Last year ride share companies Lyft (NASDAQ:LYFT) and Uber (NYSE:UBER) finally went public. Lyft held its initial public offering in March, with Uber following suit in May. Both companies quickly dropped well below their IPO prices, and both were trading at record lows by late fall. After trading at over $46 at the end of June, LYFT dropped below $26 by mid-November. Since then, it has been slowly climbing. Its Friday close of $31.37 represents a 21% gain since that low point. With earlier-than-expected profitability being promised, will the Lyft stock recovery continue into 2020?
Both LYFT and UBER gave early investors a rough ride in 2019. Both ride share companies saw their stock values plummet well below IPO levels, and both suffered through a particularly difficult fall. Overall, the Lyft stock price saw a 45% decrease for 2019, while Uber was down 28%.
How do financial analysts feel about Lyft stock? Of the 37 analysts polled by CNN Business, 23 have LYFT rated as a “buy.” Their $70 median 12-month price target offers a tempting 62.07% upside. In comparison, 23 of 37 analysts also have Uber rated as a “buy,” but their 12-month median price target offers a more modest 40.26% upside.
In other words, despite a disappointing 2019, the professionals see 2020 as being much better for ride-sharing companies. Even though its performance was significantly worse than Uber stock on the year, they’re especially optimistic about Lyft.
Profitability Promised for 2021, But How?
Lyft started the year awash in red ink with all signs at the time pointing to this continuing. In its first earnings report after its March IPO, the company posted a $1.14 billion loss. Total costs and expenses for the quarter were $1.9 billion — up from $643 million the year before. Lyft announced that it would continue spending heavily during the year on initiatives ranging from autonomous driving to a rollout of driver maintenance centers. Investors weren’t impressed and the market reaction was to send the LYFT stock price down 19% over the next week.
Analysts had been expecting that the earliest Lyft could hit profitability was by the end of 2022. However, the company claimed in October that it will do so by the end of 2021. How, exactly, Lyft plans to become profitable is something that NYU marketing professor Scott Galloway has been critical of. Earlier this year, he told Fox Business:
“When you take a trip in Lyft and they charge you $12, it’s really costing them $20. So it’s economically irresponsible as a consumer not to take Lyft but for shareholders and investors, at some point when the music stops, this is going to be ugly.”
Despite challenges, including legislation passed in California that forces companies to treat app-based “gig economy” workers as employees and a growing number of women suing over sexual assaults by drivers, Lyft says it is going to be profitable sooner than expected.

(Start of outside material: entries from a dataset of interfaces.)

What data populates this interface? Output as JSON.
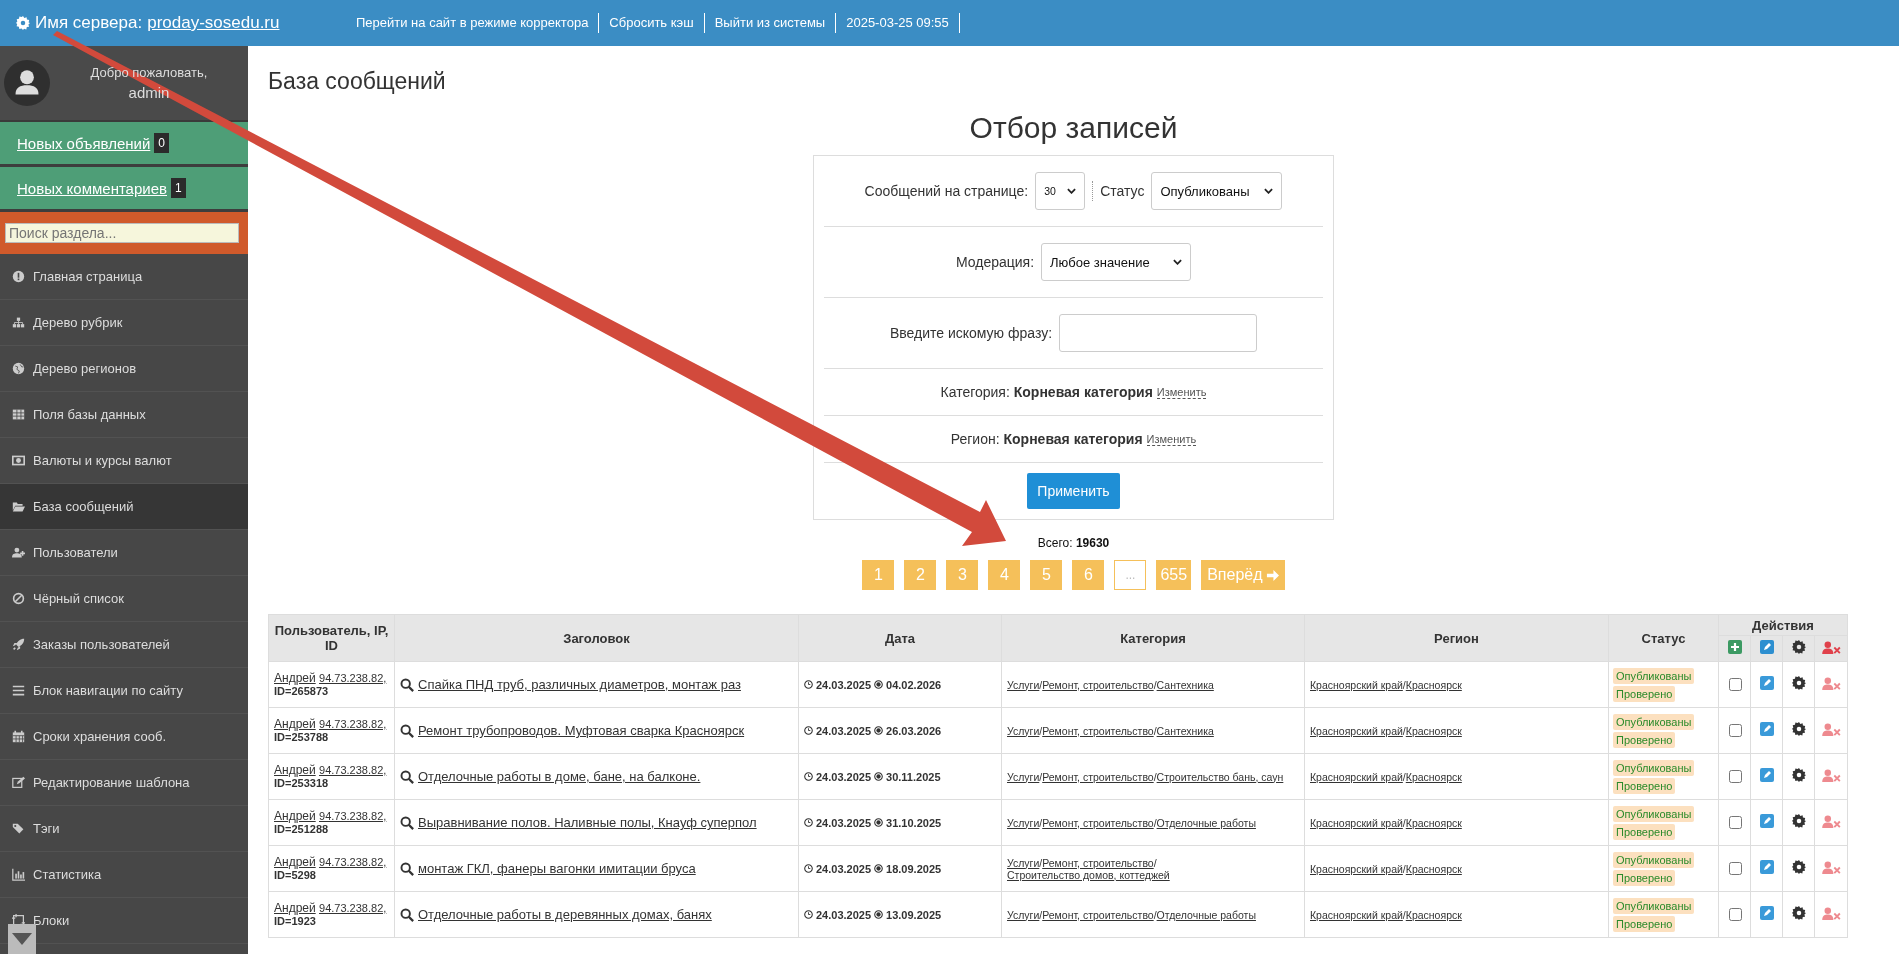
{
  "top_bar": {
    "server_label": "Имя сервера:",
    "server_link": "proday-sosedu.ru",
    "links": [
      "Перейти на сайт в режиме корректора",
      "Сбросить кэш",
      "Выйти из системы"
    ],
    "datetime": "2025-03-25 09:55"
  },
  "sidebar": {
    "welcome": "Добро пожаловать,",
    "username": "admin",
    "counters": [
      {
        "label": "Новых объявлений",
        "count": "0"
      },
      {
        "label": "Новых комментариев",
        "count": "1"
      }
    ],
    "search": {
      "placeholder": "Поиск раздела..."
    },
    "items": [
      {
        "label": "Главная страница",
        "selected": false
      },
      {
        "label": "Дерево рубрик",
        "selected": false
      },
      {
        "label": "Дерево регионов",
        "selected": false
      },
      {
        "label": "Поля базы данных",
        "selected": false
      },
      {
        "label": "Валюты и курсы валют",
        "selected": false
      },
      {
        "label": "База сообщений",
        "selected": true
      },
      {
        "label": "Пользователи",
        "selected": false
      },
      {
        "label": "Чёрный список",
        "selected": false
      },
      {
        "label": "Заказы пользователей",
        "selected": false
      },
      {
        "label": "Блок навигации по сайту",
        "selected": false
      },
      {
        "label": "Сроки хранения сооб.",
        "selected": false
      },
      {
        "label": "Редактирование шаблона",
        "selected": false
      },
      {
        "label": "Тэги",
        "selected": false
      },
      {
        "label": "Статистика",
        "selected": false
      },
      {
        "label": "Блоки",
        "selected": false
      }
    ]
  },
  "page_title": "База сообщений",
  "filter": {
    "title": "Отбор записей",
    "per_page": {
      "label": "Сообщений на странице:",
      "value": "30"
    },
    "status": {
      "label": "Статус",
      "value": "Опубликованы"
    },
    "moderation": {
      "label": "Модерация:",
      "value": "Любое значение"
    },
    "search": {
      "label": "Введите искомую фразу:"
    },
    "category": {
      "label": "Категория:",
      "value": "Корневая категория",
      "link": "Изменить"
    },
    "region": {
      "label": "Регион:",
      "value": "Корневая категория",
      "link": "Изменить"
    },
    "apply_button": "Применить"
  },
  "total": {
    "label": "Всего:",
    "value": "19630"
  },
  "pagination": [
    {
      "label": "1",
      "kind": "page"
    },
    {
      "label": "2",
      "kind": "page"
    },
    {
      "label": "3",
      "kind": "page"
    },
    {
      "label": "4",
      "kind": "page"
    },
    {
      "label": "5",
      "kind": "page"
    },
    {
      "label": "6",
      "kind": "page"
    },
    {
      "label": "...",
      "kind": "ellipsis"
    },
    {
      "label": "655",
      "kind": "page"
    },
    {
      "label": "Вперёд",
      "kind": "next"
    }
  ],
  "table": {
    "separator": "/",
    "columns": [
      "Пользователь, IP, ID",
      "Заголовок",
      "Дата",
      "Категория",
      "Регион",
      "Статус",
      "Действия"
    ],
    "rows": [
      {
        "user": "Андрей",
        "ip": "94.73.238.82,",
        "id": "ID=265873",
        "title": "Спайка ПНД труб, различных диаметров, монтаж раз",
        "date_from": "24.03.2025",
        "date_to": "04.02.2026",
        "category": [
          "Услуги",
          "Ремонт, строительство",
          "Сантехника"
        ],
        "region": [
          "Красноярский край",
          "Красноярск"
        ],
        "status": [
          "Опубликованы",
          "Проверено"
        ],
        "checked": false
      },
      {
        "user": "Андрей",
        "ip": "94.73.238.82,",
        "id": "ID=253788",
        "title": "Ремонт трубопроводов. Муфтовая сварка Красноярск",
        "date_from": "24.03.2025",
        "date_to": "26.03.2026",
        "category": [
          "Услуги",
          "Ремонт, строительство",
          "Сантехника"
        ],
        "region": [
          "Красноярский край",
          "Красноярск"
        ],
        "status": [
          "Опубликованы",
          "Проверено"
        ],
        "checked": false
      },
      {
        "user": "Андрей",
        "ip": "94.73.238.82,",
        "id": "ID=253318",
        "title": "Отделочные работы в доме, бане, на балконе.",
        "date_from": "24.03.2025",
        "date_to": "30.11.2025",
        "category": [
          "Услуги",
          "Ремонт, строительство",
          "Строительство бань, саун"
        ],
        "region": [
          "Красноярский край",
          "Красноярск"
        ],
        "status": [
          "Опубликованы",
          "Проверено"
        ],
        "checked": false
      },
      {
        "user": "Андрей",
        "ip": "94.73.238.82,",
        "id": "ID=251288",
        "title": "Выравнивание полов. Наливные полы, Кнауф суперпол",
        "date_from": "24.03.2025",
        "date_to": "31.10.2025",
        "category": [
          "Услуги",
          "Ремонт, строительство",
          "Отделочные работы"
        ],
        "region": [
          "Красноярский край",
          "Красноярск"
        ],
        "status": [
          "Опубликованы",
          "Проверено"
        ],
        "checked": false
      },
      {
        "user": "Андрей",
        "ip": "94.73.238.82,",
        "id": "ID=5298",
        "title": "монтаж ГКЛ, фанеры вагонки имитации бруса",
        "date_from": "24.03.2025",
        "date_to": "18.09.2025",
        "category": [
          "Услуги",
          "Ремонт, строительство",
          "Строительство домов, коттеджей"
        ],
        "region": [
          "Красноярский край",
          "Красноярск"
        ],
        "status": [
          "Опубликованы",
          "Проверено"
        ],
        "checked": false
      },
      {
        "user": "Андрей",
        "ip": "94.73.238.82,",
        "id": "ID=1923",
        "title": "Отделочные работы в деревянных домах, банях",
        "date_from": "24.03.2025",
        "date_to": "13.09.2025",
        "category": [
          "Услуги",
          "Ремонт, строительство",
          "Отделочные работы"
        ],
        "region": [
          "Красноярский край",
          "Красноярск"
        ],
        "status": [
          "Опубликованы",
          "Проверено"
        ],
        "checked": false
      }
    ]
  }
}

Unlike Uber, the company has stayed away from side-businesses like food delivery and focused on the North American market rather than global expansion. In October, the company’s CEO spoke at a conference, where he said that Lyft had been cutting back on rider and driver subsidies, turning its focus to profitable growth rather than scale. He told conference attendees:
“We’ve never laid out our path to profitability, and we know that’s a question on a lot of investors’ minds. We’re going to be profitable on an adjusted Ebidta basis a year before analysts expect us to. We’re going to hit this target in Q4 2021.”
Music to investors’ ears, that statement caused Lyft stock to surge 9% on the day.
Bottom Line for LYFT
Ride sharing companies remain a gamble. There are many forces conspiring against them, from legislation that gives drivers expensive rights to cities that ban their use altogether, to the risk that consumers will balk at more reasonable (profitable) rates. That being said, LYFT has convinced investment analysts that is positioned for profitability, and sooner than anyone was expecting. Lyft stock is on the track to continued recovery in 2020 and if those analysts are right, it could well come close to hitting those lofty IPO levels once again this year.
As of this writing, Brad Moon did not hold a position in any of the aforementioned securities.